*WHAT THE TASK ASKS*.
Below is a block of records; repeat each one exactly.

*GIVEN RECORDS*.
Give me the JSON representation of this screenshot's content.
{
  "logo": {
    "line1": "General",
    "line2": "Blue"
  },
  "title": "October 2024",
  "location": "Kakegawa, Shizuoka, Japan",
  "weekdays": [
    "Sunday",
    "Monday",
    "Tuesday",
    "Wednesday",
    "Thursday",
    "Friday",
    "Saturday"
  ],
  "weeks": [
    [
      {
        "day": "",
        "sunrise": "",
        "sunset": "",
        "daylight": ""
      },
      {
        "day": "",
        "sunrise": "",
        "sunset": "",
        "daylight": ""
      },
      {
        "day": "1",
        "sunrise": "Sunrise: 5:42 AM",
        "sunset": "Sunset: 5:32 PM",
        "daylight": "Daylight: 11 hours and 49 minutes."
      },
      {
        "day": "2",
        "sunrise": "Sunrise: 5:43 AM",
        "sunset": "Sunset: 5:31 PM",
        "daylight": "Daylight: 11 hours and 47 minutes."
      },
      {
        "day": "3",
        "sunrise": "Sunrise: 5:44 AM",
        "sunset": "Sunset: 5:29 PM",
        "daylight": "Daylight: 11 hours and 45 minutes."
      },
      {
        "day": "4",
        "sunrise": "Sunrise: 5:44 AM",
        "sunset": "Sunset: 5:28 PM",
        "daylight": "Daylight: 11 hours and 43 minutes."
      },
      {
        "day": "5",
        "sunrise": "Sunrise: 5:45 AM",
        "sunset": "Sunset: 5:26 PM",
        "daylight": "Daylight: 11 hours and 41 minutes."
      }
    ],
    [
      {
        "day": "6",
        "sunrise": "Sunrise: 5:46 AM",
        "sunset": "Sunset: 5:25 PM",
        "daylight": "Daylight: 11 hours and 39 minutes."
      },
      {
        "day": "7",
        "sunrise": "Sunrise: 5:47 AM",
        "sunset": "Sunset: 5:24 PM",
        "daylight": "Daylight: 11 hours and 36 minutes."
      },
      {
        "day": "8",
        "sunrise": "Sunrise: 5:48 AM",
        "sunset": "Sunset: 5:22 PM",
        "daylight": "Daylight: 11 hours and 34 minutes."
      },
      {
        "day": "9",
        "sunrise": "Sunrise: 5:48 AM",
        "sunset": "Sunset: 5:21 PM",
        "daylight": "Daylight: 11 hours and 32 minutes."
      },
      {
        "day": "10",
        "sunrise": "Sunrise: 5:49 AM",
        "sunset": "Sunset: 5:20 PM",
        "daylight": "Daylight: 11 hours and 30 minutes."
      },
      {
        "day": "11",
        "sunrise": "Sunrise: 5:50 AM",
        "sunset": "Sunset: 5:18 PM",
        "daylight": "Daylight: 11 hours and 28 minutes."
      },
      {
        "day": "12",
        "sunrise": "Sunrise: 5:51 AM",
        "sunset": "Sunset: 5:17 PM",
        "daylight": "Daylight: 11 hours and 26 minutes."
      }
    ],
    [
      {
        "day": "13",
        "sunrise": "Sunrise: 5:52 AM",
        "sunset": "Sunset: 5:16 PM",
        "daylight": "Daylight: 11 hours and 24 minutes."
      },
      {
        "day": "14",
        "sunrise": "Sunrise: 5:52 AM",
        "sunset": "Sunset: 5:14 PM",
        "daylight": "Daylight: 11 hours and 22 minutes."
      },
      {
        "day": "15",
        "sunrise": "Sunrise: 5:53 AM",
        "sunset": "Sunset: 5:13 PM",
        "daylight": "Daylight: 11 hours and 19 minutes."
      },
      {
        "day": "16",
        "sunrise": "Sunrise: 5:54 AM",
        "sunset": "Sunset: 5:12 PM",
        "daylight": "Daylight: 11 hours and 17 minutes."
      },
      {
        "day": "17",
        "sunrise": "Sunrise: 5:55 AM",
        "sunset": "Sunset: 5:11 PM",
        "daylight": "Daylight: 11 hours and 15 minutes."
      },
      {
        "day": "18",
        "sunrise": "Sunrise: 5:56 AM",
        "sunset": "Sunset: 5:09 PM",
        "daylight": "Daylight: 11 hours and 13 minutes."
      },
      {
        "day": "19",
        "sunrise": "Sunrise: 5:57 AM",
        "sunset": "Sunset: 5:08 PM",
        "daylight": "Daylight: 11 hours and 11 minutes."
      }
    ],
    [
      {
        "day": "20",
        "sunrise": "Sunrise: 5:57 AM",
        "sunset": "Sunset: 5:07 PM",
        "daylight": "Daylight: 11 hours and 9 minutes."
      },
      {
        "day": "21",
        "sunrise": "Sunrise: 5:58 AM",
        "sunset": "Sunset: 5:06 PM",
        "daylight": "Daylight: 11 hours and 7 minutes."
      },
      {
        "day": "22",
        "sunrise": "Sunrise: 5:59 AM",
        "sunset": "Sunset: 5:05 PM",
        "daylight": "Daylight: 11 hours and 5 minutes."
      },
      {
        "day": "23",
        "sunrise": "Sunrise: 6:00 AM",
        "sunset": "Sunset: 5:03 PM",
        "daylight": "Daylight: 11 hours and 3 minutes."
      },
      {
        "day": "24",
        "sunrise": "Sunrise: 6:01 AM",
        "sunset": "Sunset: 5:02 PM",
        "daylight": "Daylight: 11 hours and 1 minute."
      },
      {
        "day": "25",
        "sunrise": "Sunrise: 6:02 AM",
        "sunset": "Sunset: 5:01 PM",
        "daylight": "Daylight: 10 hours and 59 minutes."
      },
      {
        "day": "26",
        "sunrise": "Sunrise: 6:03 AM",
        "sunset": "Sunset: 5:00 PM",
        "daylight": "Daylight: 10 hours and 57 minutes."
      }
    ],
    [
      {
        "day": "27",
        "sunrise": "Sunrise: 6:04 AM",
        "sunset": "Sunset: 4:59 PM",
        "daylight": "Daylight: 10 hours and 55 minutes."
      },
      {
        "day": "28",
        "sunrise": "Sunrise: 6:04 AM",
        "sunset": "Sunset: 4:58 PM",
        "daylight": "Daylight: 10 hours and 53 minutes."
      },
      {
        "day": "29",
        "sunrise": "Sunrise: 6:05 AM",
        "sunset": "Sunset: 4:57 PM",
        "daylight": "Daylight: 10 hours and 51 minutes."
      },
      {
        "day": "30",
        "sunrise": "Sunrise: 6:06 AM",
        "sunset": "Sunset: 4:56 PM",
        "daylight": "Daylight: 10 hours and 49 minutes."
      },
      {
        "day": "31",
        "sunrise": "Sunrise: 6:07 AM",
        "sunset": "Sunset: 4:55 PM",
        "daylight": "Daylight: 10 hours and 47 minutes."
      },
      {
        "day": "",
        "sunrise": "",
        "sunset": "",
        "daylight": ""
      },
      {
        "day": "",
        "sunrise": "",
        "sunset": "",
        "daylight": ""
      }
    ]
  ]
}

*FINAL ANSWER*.
Give me the JSON representation of this screenshot's content.
{
  "logo": {
    "line1": "General",
    "line2": "Blue"
  },
  "title": "October 2024",
  "location": "Kakegawa, Shizuoka, Japan",
  "weekdays": [
    "Sunday",
    "Monday",
    "Tuesday",
    "Wednesday",
    "Thursday",
    "Friday",
    "Saturday"
  ],
  "weeks": [
    [
      {
        "day": "",
        "sunrise": "",
        "sunset": "",
        "daylight": ""
      },
      {
        "day": "",
        "sunrise": "",
        "sunset": "",
        "daylight": ""
      },
      {
        "day": "1",
        "sunrise": "Sunrise: 5:42 AM",
        "sunset": "Sunset: 5:32 PM",
        "daylight": "Daylight: 11 hours and 49 minutes."
      },
      {
        "day": "2",
        "sunrise": "Sunrise: 5:43 AM",
        "sunset": "Sunset: 5:31 PM",
        "daylight": "Daylight: 11 hours and 47 minutes."
      },
      {
        "day": "3",
        "sunrise": "Sunrise: 5:44 AM",
        "sunset": "Sunset: 5:29 PM",
        "daylight": "Daylight: 11 hours and 45 minutes."
      },
      {
        "day": "4",
        "sunrise": "Sunrise: 5:44 AM",
        "sunset": "Sunset: 5:28 PM",
        "daylight": "Daylight: 11 hours and 43 minutes."
      },
      {
        "day": "5",
        "sunrise": "Sunrise: 5:45 AM",
        "sunset": "Sunset: 5:26 PM",
        "daylight": "Daylight: 11 hours and 41 minutes."
      }
    ],
    [
      {
        "day": "6",
        "sunrise": "Sunrise: 5:46 AM",
        "sunset": "Sunset: 5:25 PM",
        "daylight": "Daylight: 11 hours and 39 minutes."
      },
      {
        "day": "7",
        "sunrise": "Sunrise: 5:47 AM",
        "sunset": "Sunset: 5:24 PM",
        "daylight": "Daylight: 11 hours and 36 minutes."
      },
      {
        "day": "8",
        "sunrise": "Sunrise: 5:48 AM",
        "sunset": "Sunset: 5:22 PM",
        "daylight": "Daylight: 11 hours and 34 minutes."
      },
      {
        "day": "9",
        "sunrise": "Sunrise: 5:48 AM",
        "sunset": "Sunset: 5:21 PM",
        "daylight": "Daylight: 11 hours and 32 minutes."
      },
      {
        "day": "10",
        "sunrise": "Sunrise: 5:49 AM",
        "sunset": "Sunset: 5:20 PM",
        "daylight": "Daylight: 11 hours and 30 minutes."
      },
      {
        "day": "11",
        "sunrise": "Sunrise: 5:50 AM",
        "sunset": "Sunset: 5:18 PM",
        "daylight": "Daylight: 11 hours and 28 minutes."
      },
      {
        "day": "12",
        "sunrise": "Sunrise: 5:51 AM",
        "sunset": "Sunset: 5:17 PM",
        "daylight": "Daylight: 11 hours and 26 minutes."
      }
    ],
    [
      {
        "day": "13",
        "sunrise": "Sunrise: 5:52 AM",
        "sunset": "Sunset: 5:16 PM",
        "daylight": "Daylight: 11 hours and 24 minutes."
      },
      {
        "day": "14",
        "sunrise": "Sunrise: 5:52 AM",
        "sunset": "Sunset: 5:14 PM",
        "daylight": "Daylight: 11 hours and 22 minutes."
      },
      {
        "day": "15",
        "sunrise": "Sunrise: 5:53 AM",
        "sunset": "Sunset: 5:13 PM",
        "daylight": "Daylight: 11 hours and 19 minutes."
      },
      {
        "day": "16",
        "sunrise": "Sunrise: 5:54 AM",
        "sunset": "Sunset: 5:12 PM",
        "daylight": "Daylight: 11 hours and 17 minutes."
      },
      {
        "day": "17",
        "sunrise": "Sunrise: 5:55 AM",
        "sunset": "Sunset: 5:11 PM",
        "daylight": "Daylight: 11 hours and 15 minutes."
      },
      {
        "day": "18",
        "sunrise": "Sunrise: 5:56 AM",
        "sunset": "Sunset: 5:09 PM",
        "daylight": "Daylight: 11 hours and 13 minutes."
      },
      {
        "day": "19",
        "sunrise": "Sunrise: 5:57 AM",
        "sunset": "Sunset: 5:08 PM",
        "daylight": "Daylight: 11 hours and 11 minutes."
      }
    ],
    [
      {
        "day": "20",
        "sunrise": "Sunrise: 5:57 AM",
        "sunset": "Sunset: 5:07 PM",
        "daylight": "Daylight: 11 hours and 9 minutes."
      },
      {
        "day": "21",
        "sunrise": "Sunrise: 5:58 AM",
        "sunset": "Sunset: 5:06 PM",
        "daylight": "Daylight: 11 hours and 7 minutes."
      },
      {
        "day": "22",
        "sunrise": "Sunrise: 5:59 AM",
        "sunset": "Sunset: 5:05 PM",
        "daylight": "Daylight: 11 hours and 5 minutes."
      },
      {
        "day": "23",
        "sunrise": "Sunrise: 6:00 AM",
        "sunset": "Sunset: 5:03 PM",
        "daylight": "Daylight: 11 hours and 3 minutes."
      },
      {
        "day": "24",
        "sunrise": "Sunrise: 6:01 AM",
        "sunset": "Sunset: 5:02 PM",
        "daylight": "Daylight: 11 hours and 1 minute."
      },
      {
        "day": "25",
        "sunrise": "Sunrise: 6:02 AM",
        "sunset": "Sunset: 5:01 PM",
        "daylight": "Daylight: 10 hours and 59 minutes."
      },
      {
        "day": "26",
        "sunrise": "Sunrise: 6:03 AM",
        "sunset": "Sunset: 5:00 PM",
        "daylight": "Daylight: 10 hours and 57 minutes."
      }
    ],
    [
      {
        "day": "27",
        "sunrise": "Sunrise: 6:04 AM",
        "sunset": "Sunset: 4:59 PM",
        "daylight": "Daylight: 10 hours and 55 minutes."
      },
      {
        "day": "28",
        "sunrise": "Sunrise: 6:04 AM",
        "sunset": "Sunset: 4:58 PM",
        "daylight": "Daylight: 10 hours and 53 minutes."
      },
      {
        "day": "29",
        "sunrise": "Sunrise: 6:05 AM",
        "sunset": "Sunset: 4:57 PM",
        "daylight": "Daylight: 10 hours and 51 minutes."
      },
      {
        "day": "30",
        "sunrise": "Sunrise: 6:06 AM",
        "sunset": "Sunset: 4:56 PM",
        "daylight": "Daylight: 10 hours and 49 minutes."
      },
      {
        "day": "31",
        "sunrise": "Sunrise: 6:07 AM",
        "sunset": "Sunset: 4:55 PM",
        "daylight": "Daylight: 10 hours and 47 minutes."
      },
      {
        "day": "",
        "sunrise": "",
        "sunset": "",
        "daylight": ""
      },
      {
        "day": "",
        "sunrise": "",
        "sunset": "",
        "daylight": ""
      }
    ]
  ]
}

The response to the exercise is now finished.